Thursday, January 14, 2016
Etched in Memory: A Cataloguer's Perspective
Guest blogger Brittany Rubin graduated with an MA in Art History from the University of Massachusetts and was the 2014-2015 cataloguing intern for the Gladys Engel Lang and Kurt Lang Collection.
This piece discusses works from the The Gladys Engel Lang and Kurt Lang Collection, a significant collection of prints donated to the Museum.
Minna Bolingbroke, English (1857-1939). Norfolk Marshes, 1916. Etching printed in black on medium weight, smooth, cream-colored paper. The Gladys Engel Lang and Kurt Lang Collection. Photography by Petegorsky/Gipe. SC 2014:32-117
During my first day at the Cunningham Center, I was handed a lengthy spreadsheet documenting the Gladys Engel Lang and Kurt Lang Collection’s contents. I had been hired to catalogue and research the collection, a compilation of 1400 prints and drawings heavily focused on the 19th Century Etching Revival, and was eager to discover the myriad of artists and impressions that would be arriving in the next few weeks. I scanned the list immediately, picking out a few familiar names. The usual suspects of 19th Century printmaking were all represented; I could immediately find Pissarro, Whistler, and Goya in my game of artistic Where’s Waldo. Yet, the spreadsheet also listed many artists, primarily female, whose names I had never heard before. Who were Minna Bolingbroke and Bertha E. Jaques? Why was I unfamiliar with their artistic output?
Minna Bolingbroke, English (1857-1939). Saints and Bishops Carved in Stone, nd. Etching printed in black on medium weight, slightly textured, cream-colored paper. The Gladys Engel Lang and Kurt Lang Collection. Promised Gift. Photography by Petegorsky/Gipe. SC TR 7604.442
Drs. Gladys Engel Lang and Kurt Lang, professors emeriti of sociology at the University of Washington, drew upon their personal collection of works on paper to explore larger questions of artistic reputation and collective memory. Their book, Etched in Memory: the Building and Survival of Artistic Reputation, is a sociological study of why certain artists maintain critical acclaim and notoriety, while others fade into relative obscurity. Their study examines a myriad of hypothetical factors that contribute to an artist’s “reputation building,” including socioeconomic status, education, family background, and-most intriguing to me-gender. In fact, the Langs devote an entire chapter of their study to examining “The Disappearing Lady Etchers,” and the circumstances that led to their unfortunate relegation as a minor figure in the printmaking world.

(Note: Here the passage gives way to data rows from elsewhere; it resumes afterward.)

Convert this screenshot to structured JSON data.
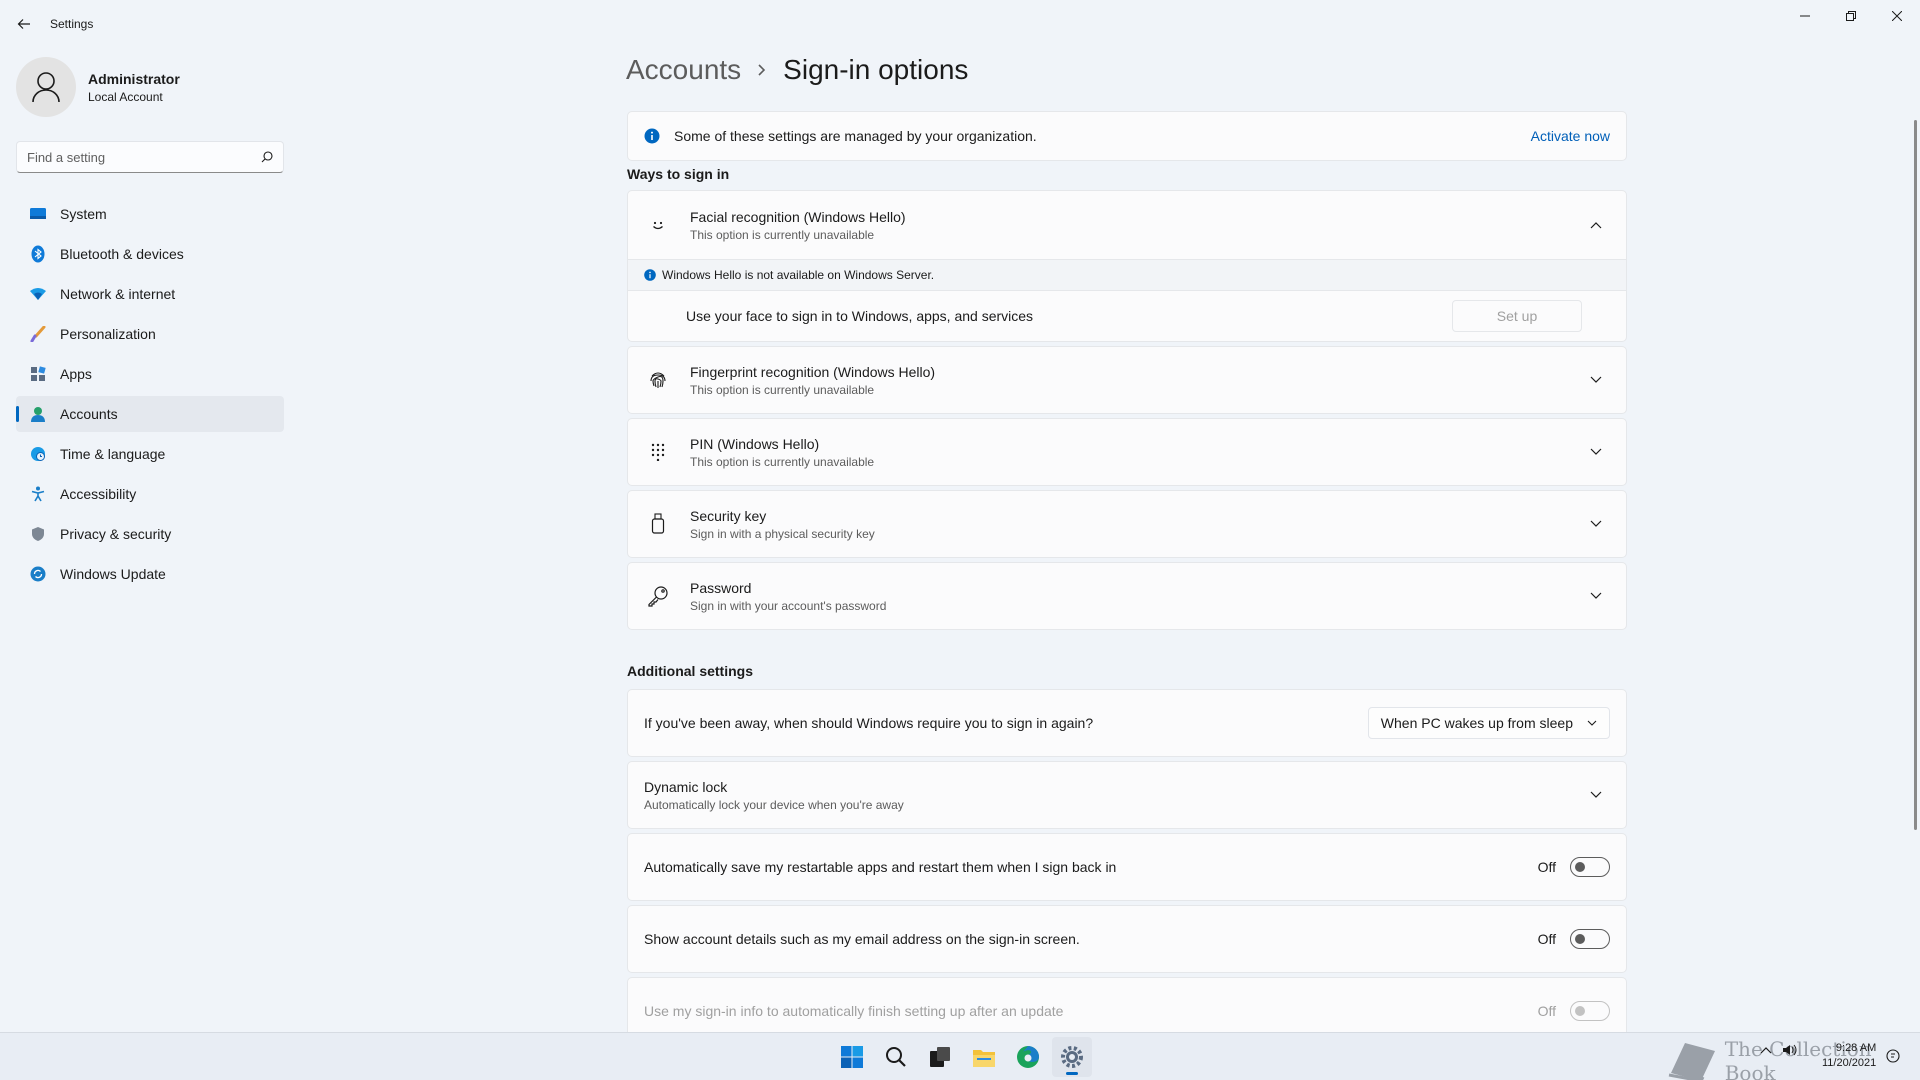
{
  "window": {
    "title": "Settings"
  },
  "profile": {
    "name": "Administrator",
    "account_type": "Local Account"
  },
  "search": {
    "placeholder": "Find a setting"
  },
  "sidebar": {
    "items": [
      {
        "label": "System",
        "icon": "system-icon",
        "active": false
      },
      {
        "label": "Bluetooth & devices",
        "icon": "bluetooth-icon",
        "active": false
      },
      {
        "label": "Network & internet",
        "icon": "wifi-icon",
        "active": false
      },
      {
        "label": "Personalization",
        "icon": "brush-icon",
        "active": false
      },
      {
        "label": "Apps",
        "icon": "apps-icon",
        "active": false
      },
      {
        "label": "Accounts",
        "icon": "person-icon",
        "active": true
      },
      {
        "label": "Time & language",
        "icon": "globe-clock-icon",
        "active": false
      },
      {
        "label": "Accessibility",
        "icon": "accessibility-icon",
        "active": false
      },
      {
        "label": "Privacy & security",
        "icon": "shield-icon",
        "active": false
      },
      {
        "label": "Windows Update",
        "icon": "update-icon",
        "active": false
      }
    ]
  },
  "breadcrumb": {
    "parent": "Accounts",
    "current": "Sign-in options"
  },
  "info_bar": {
    "text": "Some of these settings are managed by your organization.",
    "action": "Activate now"
  },
  "ways": {
    "title": "Ways to sign in",
    "face": {
      "title": "Facial recognition (Windows Hello)",
      "subtitle": "This option is currently unavailable",
      "note": "Windows Hello is not available on Windows Server.",
      "action_text": "Use your face to sign in to Windows, apps, and services",
      "button": "Set up"
    },
    "items": [
      {
        "title": "Fingerprint recognition (Windows Hello)",
        "subtitle": "This option is currently unavailable",
        "icon": "fingerprint-icon"
      },
      {
        "title": "PIN (Windows Hello)",
        "subtitle": "This option is currently unavailable",
        "icon": "keypad-icon"
      },
      {
        "title": "Security key",
        "subtitle": "Sign in with a physical security key",
        "icon": "usb-key-icon"
      },
      {
        "title": "Password",
        "subtitle": "Sign in with your account's password",
        "icon": "key-icon"
      }
    ]
  },
  "additional": {
    "title": "Additional settings",
    "require_signin": {
      "text": "If you've been away, when should Windows require you to sign in again?",
      "selected": "When PC wakes up from sleep"
    },
    "dynamic_lock": {
      "title": "Dynamic lock",
      "subtitle": "Automatically lock your device when you're away"
    },
    "toggles": [
      {
        "text": "Automatically save my restartable apps and restart them when I sign back in",
        "state": "Off",
        "disabled": false
      },
      {
        "text": "Show account details such as my email address on the sign-in screen.",
        "state": "Off",
        "disabled": false
      },
      {
        "text": "Use my sign-in info to automatically finish setting up after an update",
        "state": "Off",
        "disabled": true
      }
    ]
  },
  "taskbar": {
    "apps": [
      "start-icon",
      "search-icon",
      "task-view-icon",
      "file-explorer-icon",
      "edge-icon",
      "settings-icon"
    ],
    "watermark": "The Collection Book",
    "time": "9:28 AM",
    "date": "11/20/2021"
  },
  "colors": {
    "accent": "#0067c0",
    "background": "#f0f4f9",
    "card": "#fbfbfc"
  }
}
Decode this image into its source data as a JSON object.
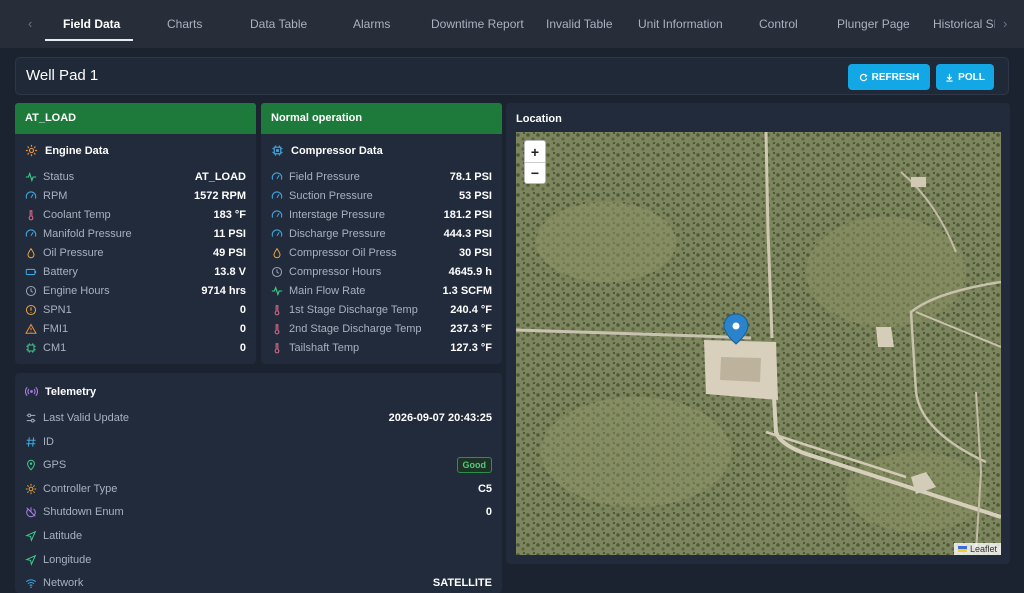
{
  "nav": {
    "tabs": [
      {
        "label": "Field Data"
      },
      {
        "label": "Charts"
      },
      {
        "label": "Data Table"
      },
      {
        "label": "Alarms"
      },
      {
        "label": "Downtime Report"
      },
      {
        "label": "Invalid Table"
      },
      {
        "label": "Unit Information"
      },
      {
        "label": "Control"
      },
      {
        "label": "Plunger Page"
      },
      {
        "label": "Historical SF"
      }
    ],
    "active_tab": "Field Data"
  },
  "header": {
    "title": "Well Pad 1",
    "refresh_label": "REFRESH",
    "poll_label": "POLL"
  },
  "engine": {
    "status_banner": "AT_LOAD",
    "title": "Engine Data",
    "rows": [
      {
        "label": "Status",
        "value": "AT_LOAD",
        "icon": "pulse-icon"
      },
      {
        "label": "RPM",
        "value": "1572 RPM",
        "icon": "gauge-icon"
      },
      {
        "label": "Coolant Temp",
        "value": "183 °F",
        "icon": "thermometer-icon"
      },
      {
        "label": "Manifold Pressure",
        "value": "11 PSI",
        "icon": "gauge-icon"
      },
      {
        "label": "Oil Pressure",
        "value": "49 PSI",
        "icon": "oil-icon"
      },
      {
        "label": "Battery",
        "value": "13.8 V",
        "icon": "battery-icon"
      },
      {
        "label": "Engine Hours",
        "value": "9714 hrs",
        "icon": "clock-icon"
      },
      {
        "label": "SPN1",
        "value": "0",
        "icon": "alert-circle-icon"
      },
      {
        "label": "FMI1",
        "value": "0",
        "icon": "warning-triangle-icon"
      },
      {
        "label": "CM1",
        "value": "0",
        "icon": "chip-icon"
      }
    ]
  },
  "compressor": {
    "status_banner": "Normal operation",
    "title": "Compressor Data",
    "rows": [
      {
        "label": "Field Pressure",
        "value": "78.1 PSI",
        "icon": "gauge-icon"
      },
      {
        "label": "Suction Pressure",
        "value": "53 PSI",
        "icon": "gauge-icon"
      },
      {
        "label": "Interstage Pressure",
        "value": "181.2 PSI",
        "icon": "gauge-icon"
      },
      {
        "label": "Discharge Pressure",
        "value": "444.3 PSI",
        "icon": "gauge-icon"
      },
      {
        "label": "Compressor Oil Press",
        "value": "30 PSI",
        "icon": "oil-icon"
      },
      {
        "label": "Compressor Hours",
        "value": "4645.9 h",
        "icon": "clock-icon"
      },
      {
        "label": "Main Flow Rate",
        "value": "1.3 SCFM",
        "icon": "pulse-icon"
      },
      {
        "label": "1st Stage Discharge Temp",
        "value": "240.4 °F",
        "icon": "thermometer-icon"
      },
      {
        "label": "2nd Stage Discharge Temp",
        "value": "237.3 °F",
        "icon": "thermometer-icon"
      },
      {
        "label": "Tailshaft Temp",
        "value": "127.3 °F",
        "icon": "thermometer-icon"
      }
    ]
  },
  "telemetry": {
    "title": "Telemetry",
    "rows": [
      {
        "label": "Last Valid Update",
        "value": "2026-09-07 20:43:25",
        "icon": "sliders-icon"
      },
      {
        "label": "ID",
        "value": "",
        "icon": "hash-icon"
      },
      {
        "label": "GPS",
        "value": "Good",
        "icon": "map-pin-icon"
      },
      {
        "label": "Controller Type",
        "value": "C5",
        "icon": "gear-icon"
      },
      {
        "label": "Shutdown Enum",
        "value": "0",
        "icon": "power-off-icon"
      },
      {
        "label": "Latitude",
        "value": "",
        "icon": "navigation-icon"
      },
      {
        "label": "Longitude",
        "value": "",
        "icon": "navigation-icon"
      },
      {
        "label": "Network",
        "value": "SATELLITE",
        "icon": "wifi-icon"
      }
    ]
  },
  "location": {
    "title": "Location",
    "zoom_in": "+",
    "zoom_out": "−",
    "attribution": "Leaflet"
  },
  "colors": {
    "status_green": "#1d7a3b",
    "accent_blue": "#14a7e6",
    "good_green": "#56c77c"
  }
}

Minna Bolingbroke, English (1857-1939). Marauders, 1894. Etching printed in black on medium weight, slightly textured, cream colored paper. The Gladys Engel Lang and Kurt Lang Collection. Promised Gift. Photography by Petegorsky/Gipe. SC TR 7604.509
Bolingbroke is a perfect encapsulation of the Langs’ “Disappearing Lady Etchers.” Bolingbroke’s works, like 1894’s Mauraders (above), render landscapes, street scenes, and animals with eerie foreboding. Although her etchings have been acquired by the Victoria and Albert Museum and the British Museum, the Langs hypothesize that her lack of self-promotion in later years coupled with her death on the eve of World War Two led to her present relative obscurity. When her work is studied, it is often deemed derivative of the etchings of Charles Watson, her teacher and, later, husband. To date, little scholarly attention has been given to Bolingbroke’s enigmatic oeuvres.
Minna Bolingbroke, English (1857-1939). From Out the Waves Her Structures Rise (Venice), 1902. Etching printed in black on medium weight, slightly textured, beige paper. The Gladys Engel Lang and Kurt Lang Collection. Promised Gift. Photography by Petegorsky/Gipe. SC TR 7604.833
The SCMA is extremely excited to receive the Langs’ personal collection of works on paper. Indeed, the collection contains many works that have been tragically overlooked by scholars. We hope that the coming generations of Smith students and SCMA visitors can build on the Langs’ sociological theories with further studies of these “disappearing” artists. Our visitors can help to build and maintain the artistic reputations of Bolingbroke and her colleagues, and overturn the course of history by preserving their memories as significant members of the 19th Century Etching Revival.